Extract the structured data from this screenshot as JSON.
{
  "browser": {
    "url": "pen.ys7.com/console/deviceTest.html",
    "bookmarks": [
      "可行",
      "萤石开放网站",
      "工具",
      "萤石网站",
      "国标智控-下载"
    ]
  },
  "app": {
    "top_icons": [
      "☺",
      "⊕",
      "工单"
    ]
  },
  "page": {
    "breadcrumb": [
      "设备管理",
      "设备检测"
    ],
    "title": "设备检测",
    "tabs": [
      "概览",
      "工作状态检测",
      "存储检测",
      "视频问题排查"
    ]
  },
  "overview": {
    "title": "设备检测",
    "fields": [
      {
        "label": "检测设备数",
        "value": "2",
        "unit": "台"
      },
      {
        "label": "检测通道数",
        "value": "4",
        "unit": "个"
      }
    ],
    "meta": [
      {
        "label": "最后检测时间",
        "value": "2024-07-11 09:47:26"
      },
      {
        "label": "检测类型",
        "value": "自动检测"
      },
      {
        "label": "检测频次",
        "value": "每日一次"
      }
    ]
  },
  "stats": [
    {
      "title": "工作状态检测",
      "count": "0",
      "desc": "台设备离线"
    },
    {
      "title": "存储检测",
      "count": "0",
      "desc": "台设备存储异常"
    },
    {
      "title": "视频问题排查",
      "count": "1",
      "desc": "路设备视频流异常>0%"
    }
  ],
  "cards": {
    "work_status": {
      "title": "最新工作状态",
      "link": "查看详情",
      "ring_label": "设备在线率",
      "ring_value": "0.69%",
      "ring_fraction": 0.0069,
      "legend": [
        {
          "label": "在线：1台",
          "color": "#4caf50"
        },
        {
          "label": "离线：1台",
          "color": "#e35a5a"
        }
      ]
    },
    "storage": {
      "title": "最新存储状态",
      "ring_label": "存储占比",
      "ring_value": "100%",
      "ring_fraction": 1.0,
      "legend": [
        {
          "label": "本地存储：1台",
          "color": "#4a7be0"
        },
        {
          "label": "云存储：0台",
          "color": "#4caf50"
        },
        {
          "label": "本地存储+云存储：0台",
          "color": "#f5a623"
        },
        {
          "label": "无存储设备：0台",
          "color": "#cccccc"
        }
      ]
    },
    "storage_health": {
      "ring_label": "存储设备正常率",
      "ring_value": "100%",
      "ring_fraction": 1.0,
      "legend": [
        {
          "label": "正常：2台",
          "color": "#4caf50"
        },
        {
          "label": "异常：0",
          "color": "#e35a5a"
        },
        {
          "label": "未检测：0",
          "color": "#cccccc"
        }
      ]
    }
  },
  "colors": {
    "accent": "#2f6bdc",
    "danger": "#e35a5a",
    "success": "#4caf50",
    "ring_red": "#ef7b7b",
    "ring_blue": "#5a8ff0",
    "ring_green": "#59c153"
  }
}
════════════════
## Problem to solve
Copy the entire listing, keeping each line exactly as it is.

## Reply to the task
Extract the structured data from this screenshot as JSON.
{
  "browser": {
    "url": "pen.ys7.com/console/deviceTest.html",
    "bookmarks": [
      "可行",
      "萤石开放网站",
      "工具",
      "萤石网站",
      "国标智控-下载"
    ]
  },
  "app": {
    "top_icons": [
      "☺",
      "⊕",
      "工单"
    ]
  },
  "page": {
    "breadcrumb": [
      "设备管理",
      "设备检测"
    ],
    "title": "设备检测",
    "tabs": [
      "概览",
      "工作状态检测",
      "存储检测",
      "视频问题排查"
    ]
  },
  "overview": {
    "title": "设备检测",
    "fields": [
      {
        "label": "检测设备数",
        "value": "2",
        "unit": "台"
      },
      {
        "label": "检测通道数",
        "value": "4",
        "unit": "个"
      }
    ],
    "meta": [
      {
        "label": "最后检测时间",
        "value": "2024-07-11 09:47:26"
      },
      {
        "label": "检测类型",
        "value": "自动检测"
      },
      {
        "label": "检测频次",
        "value": "每日一次"
      }
    ]
  },
  "stats": [
    {
      "title": "工作状态检测",
      "count": "0",
      "desc": "台设备离线"
    },
    {
      "title": "存储检测",
      "count": "0",
      "desc": "台设备存储异常"
    },
    {
      "title": "视频问题排查",
      "count": "1",
      "desc": "路设备视频流异常>0%"
    }
  ],
  "cards": {
    "work_status": {
      "title": "最新工作状态",
      "link": "查看详情",
      "ring_label": "设备在线率",
      "ring_value": "0.69%",
      "ring_fraction": 0.0069,
      "legend": [
        {
          "label": "在线：1台",
          "color": "#4caf50"
        },
        {
          "label": "离线：1台",
          "color": "#e35a5a"
        }
      ]
    },
    "storage": {
      "title": "最新存储状态",
      "ring_label": "存储占比",
      "ring_value": "100%",
      "ring_fraction": 1.0,
      "legend": [
        {
          "label": "本地存储：1台",
          "color": "#4a7be0"
        },
        {
          "label": "云存储：0台",
          "color": "#4caf50"
        },
        {
          "label": "本地存储+云存储：0台",
          "color": "#f5a623"
        },
        {
          "label": "无存储设备：0台",
          "color": "#cccccc"
        }
      ]
    },
    "storage_health": {
      "ring_label": "存储设备正常率",
      "ring_value": "100%",
      "ring_fraction": 1.0,
      "legend": [
        {
          "label": "正常：2台",
          "color": "#4caf50"
        },
        {
          "label": "异常：0",
          "color": "#e35a5a"
        },
        {
          "label": "未检测：0",
          "color": "#cccccc"
        }
      ]
    }
  },
  "colors": {
    "accent": "#2f6bdc",
    "danger": "#e35a5a",
    "success": "#4caf50",
    "ring_red": "#ef7b7b",
    "ring_blue": "#5a8ff0",
    "ring_green": "#59c153"
  }
}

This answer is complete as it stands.